Madeleine: Do you feel like when you were growing up, you identified with any of the archetypes included in your collection?
Sofia: I always felt slightly fraudulent [in] all the different subcultures I lived through. I grew up on the backend of punk, so I was too young to experience that. When I came to London, rave culture was starting, and even though I was a part of that—I was going to raves and things like that—I always felt that I was sort of impersonating that person.
I think what’s interesting about British subcultures is [that the] people [who] are into those subcultures are very faithful to them; they will be a punk or a raver to their death. For me, it was more [about] celebrating youth culture in general, which is what attracted me to the UK in the first place. I think, actually, they were jokingly talking about the Camden Market guy, or the sexy punk princess, or the dreamer—it’s a slight reconstruction of those ideas, rather than a very literal [interpretation of them].
When you’re growing up within a subculture, you probably feel fraudulent. And it’s afterwards that you realize you were part of it, and you belonged, and you helped form it. The whole collection is more about that feeling of naivete and fraud you have as a young person interpreting those stereotypes.
Madeleine: Do you have a favorite piece or look in the collection?
Sofia: For me, it was the carabiners. We’ve used them a few times, but I think this year, we’ve managed to really integrate them within the collection. I think it has the classicism of Aries, and it has that element of luxury, [but also] of punkness.
Another piece that I felt really happy with, which is something that we do for many seasons, is the silk pajamas. [They are] completely unisex, and it looks fragile and old, which is really beautiful–even though it’s still gone through a similar process of digital printing, it’s what we built into the frame that makes it feel really fragile, and old, and collectible.
Madeleine: Why do you think that this collection, which encapsulates youth and nostalgia, is important to the current cultural moment?
Sofia: I found that maybe there is a return to a DIY culture that has been less present in recent years. Fashion repeats itself and goes through cycles, and as we see those cycles, you see shifts. I feel that there is a shift to something that feels a bit more innocent, and a bit more self-made.
Madeleine: What do you hope the collection accomplishes? What do you hope young people take away from it?
Sofia: Obviously you want the collection to be successful, but I think you also want to inspire people around you to see that you’re able to make a difference.

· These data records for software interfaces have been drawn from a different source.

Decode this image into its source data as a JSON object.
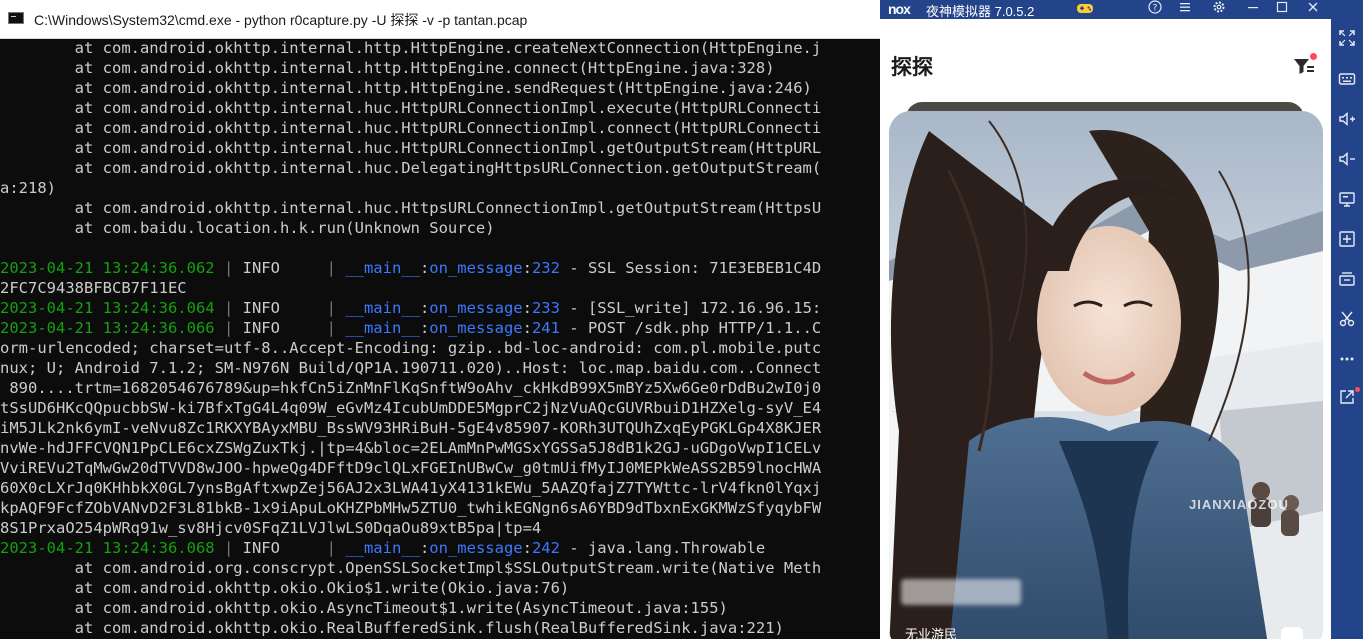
{
  "cmd": {
    "title": "C:\\Windows\\System32\\cmd.exe - python  r0capture.py -U 探探  -v -p tantan.pcap",
    "lines": [
      [
        {
          "t": "        at com.android.okhttp.internal.http.HttpEngine.createNextConnection(HttpEngine.j",
          "c": "gray"
        }
      ],
      [
        {
          "t": "        at com.android.okhttp.internal.http.HttpEngine.connect(HttpEngine.java:328)",
          "c": "gray"
        }
      ],
      [
        {
          "t": "        at com.android.okhttp.internal.http.HttpEngine.sendRequest(HttpEngine.java:246)",
          "c": "gray"
        }
      ],
      [
        {
          "t": "        at com.android.okhttp.internal.huc.HttpURLConnectionImpl.execute(HttpURLConnecti",
          "c": "gray"
        }
      ],
      [
        {
          "t": "        at com.android.okhttp.internal.huc.HttpURLConnectionImpl.connect(HttpURLConnecti",
          "c": "gray"
        }
      ],
      [
        {
          "t": "        at com.android.okhttp.internal.huc.HttpURLConnectionImpl.getOutputStream(HttpURL",
          "c": "gray"
        }
      ],
      [
        {
          "t": "        at com.android.okhttp.internal.huc.DelegatingHttpsURLConnection.getOutputStream(",
          "c": "gray"
        }
      ],
      [
        {
          "t": "a:218)",
          "c": "gray"
        }
      ],
      [
        {
          "t": "        at com.android.okhttp.internal.huc.HttpsURLConnectionImpl.getOutputStream(HttpsU",
          "c": "gray"
        }
      ],
      [
        {
          "t": "        at com.baidu.location.h.k.run(Unknown Source)",
          "c": "gray"
        }
      ],
      [
        {
          "t": "",
          "c": "gray"
        }
      ],
      [
        {
          "t": "2023-04-21 13:24:36.062",
          "c": "green"
        },
        {
          "t": " | ",
          "c": "sep"
        },
        {
          "t": "INFO",
          "c": "gray"
        },
        {
          "t": "     | ",
          "c": "sep"
        },
        {
          "t": "__main__",
          "c": "blue"
        },
        {
          "t": ":",
          "c": "gray"
        },
        {
          "t": "on_message",
          "c": "blue"
        },
        {
          "t": ":",
          "c": "gray"
        },
        {
          "t": "232",
          "c": "blue"
        },
        {
          "t": " - SSL Session: 71E3EBEB1C4D",
          "c": "gray"
        }
      ],
      [
        {
          "t": "2FC7C9438BFBCB7F11EC",
          "c": "gray"
        }
      ],
      [
        {
          "t": "2023-04-21 13:24:36.064",
          "c": "green"
        },
        {
          "t": " | ",
          "c": "sep"
        },
        {
          "t": "INFO",
          "c": "gray"
        },
        {
          "t": "     | ",
          "c": "sep"
        },
        {
          "t": "__main__",
          "c": "blue"
        },
        {
          "t": ":",
          "c": "gray"
        },
        {
          "t": "on_message",
          "c": "blue"
        },
        {
          "t": ":",
          "c": "gray"
        },
        {
          "t": "233",
          "c": "blue"
        },
        {
          "t": " - [SSL_write] 172.16.96.15:",
          "c": "gray"
        }
      ],
      [
        {
          "t": "2023-04-21 13:24:36.066",
          "c": "green"
        },
        {
          "t": " | ",
          "c": "sep"
        },
        {
          "t": "INFO",
          "c": "gray"
        },
        {
          "t": "     | ",
          "c": "sep"
        },
        {
          "t": "__main__",
          "c": "blue"
        },
        {
          "t": ":",
          "c": "gray"
        },
        {
          "t": "on_message",
          "c": "blue"
        },
        {
          "t": ":",
          "c": "gray"
        },
        {
          "t": "241",
          "c": "blue"
        },
        {
          "t": " - POST /sdk.php HTTP/1.1..C",
          "c": "gray"
        }
      ],
      [
        {
          "t": "orm-urlencoded; charset=utf-8..Accept-Encoding: gzip..bd-loc-android: com.pl.mobile.putc",
          "c": "gray"
        }
      ],
      [
        {
          "t": "nux; U; Android 7.1.2; SM-N976N Build/QP1A.190711.020)..Host: loc.map.baidu.com..Connect",
          "c": "gray"
        }
      ],
      [
        {
          "t": " 890....trtm=1682054676789&up=hkfCn5iZnMnFlKqSnftW9oAhv_ckHkdB99X5mBYz5Xw6Ge0rDdBu2wI0j0",
          "c": "gray"
        }
      ],
      [
        {
          "t": "tSsUD6HKcQQpucbbSW-ki7BfxTgG4L4q09W_eGvMz4IcubUmDDE5MgprC2jNzVuAQcGUVRbuiD1HZXelg-syV_E4",
          "c": "gray"
        }
      ],
      [
        {
          "t": "iM5JLk2nk6ymI-veNvu8Zc1RKXYBAyxMBU_BssWV93HRiBuH-5gE4v85907-KORh3UTQUhZxqEyPGKLGp4X8KJER",
          "c": "gray"
        }
      ],
      [
        {
          "t": "nvWe-hdJFFCVQN1PpCLE6cxZSWgZuxTkj.|tp=4&bloc=2ELAmMnPwMGSxYGSSa5J8dB1k2GJ-uGDgoVwpI1CELv",
          "c": "gray"
        }
      ],
      [
        {
          "t": "VviREVu2TqMwGw20dTVVD8wJOO-hpweQg4DFftD9clQLxFGEInUBwCw_g0tmUifMyIJ0MEPkWeASS2B59lnocHWA",
          "c": "gray"
        }
      ],
      [
        {
          "t": "60X0cLXrJq0KHhbkX0GL7ynsBgAftxwpZej56AJ2x3LWA41yX4131kEWu_5AAZQfajZ7TYWttc-lrV4fkn0lYqxj",
          "c": "gray"
        }
      ],
      [
        {
          "t": "kpAQF9FcfZObVANvD2F3L81bkB-1x9iApuLoKHZPbMHw5ZTU0_twhikEGNgn6sA6YBD9dTbxnExGKMWzSfyqybFW",
          "c": "gray"
        }
      ],
      [
        {
          "t": "8S1PrxaO254pWRq91w_sv8Hjcv0SFqZ1LVJlwLS0DqaOu89xtB5pa|tp=4",
          "c": "gray"
        }
      ],
      [
        {
          "t": "2023-04-21 13:24:36.068",
          "c": "green"
        },
        {
          "t": " | ",
          "c": "sep"
        },
        {
          "t": "INFO",
          "c": "gray"
        },
        {
          "t": "     | ",
          "c": "sep"
        },
        {
          "t": "__main__",
          "c": "blue"
        },
        {
          "t": ":",
          "c": "gray"
        },
        {
          "t": "on_message",
          "c": "blue"
        },
        {
          "t": ":",
          "c": "gray"
        },
        {
          "t": "242",
          "c": "blue"
        },
        {
          "t": " - java.lang.Throwable",
          "c": "gray"
        }
      ],
      [
        {
          "t": "        at com.android.org.conscrypt.OpenSSLSocketImpl$SSLOutputStream.write(Native Meth",
          "c": "gray"
        }
      ],
      [
        {
          "t": "        at com.android.okhttp.okio.Okio$1.write(Okio.java:76)",
          "c": "gray"
        }
      ],
      [
        {
          "t": "        at com.android.okhttp.okio.AsyncTimeout$1.write(AsyncTimeout.java:155)",
          "c": "gray"
        }
      ],
      [
        {
          "t": "        at com.android.okhttp.okio.RealBufferedSink.flush(RealBufferedSink.java:221)",
          "c": "gray"
        }
      ]
    ]
  },
  "emulator": {
    "logo": "nox",
    "title": "夜神模拟器 7.0.5.2",
    "top_icons": [
      "gamepad-icon",
      "help-icon",
      "menu-icon",
      "settings-icon",
      "minimize-icon",
      "maximize-icon",
      "close-icon"
    ],
    "side_icons": [
      "fullscreen-icon",
      "keyboard-icon",
      "volume-up-icon",
      "volume-down-icon",
      "screen-icon",
      "apk-install-icon",
      "multi-instance-icon",
      "screenshot-icon",
      "more-icon",
      "open-link-icon"
    ],
    "accent": "#23448a"
  },
  "app": {
    "title": "探探",
    "card": {
      "watermark": "JIANXIAOZOU",
      "user_tag": "无业游民"
    }
  }
}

I feel that if I had the opportunity to see how the creative world worked [when I was younger], I would have suffered less [laughs]. And I feel that we’re maybe less guardians of what we do, we’re more open with our processes, we’re less—what are they called? Gatekeepers. [Laughs] The way we operate is less as gatekeepers of work. I think a lot of the time you feel, as you’re growing up, that magic happens because of a reason. And I think when you actually see people at work, you see that the reason these things happen is not magic. There’s a lot of hard work, there’s a lot of experimentation, and there’s a lot of confidence in what goes on, and I think that if I had more confidence as a youngster, it would have been very advantageous to me, and would have saved me a lot of insecurities. Things really happen because people are just working really hard, there’s no magic recipe to it, it’s just about believing in something and working as hard as you can. Nothing worthy in the long run happens because of luck. It’s always because people are working really hard.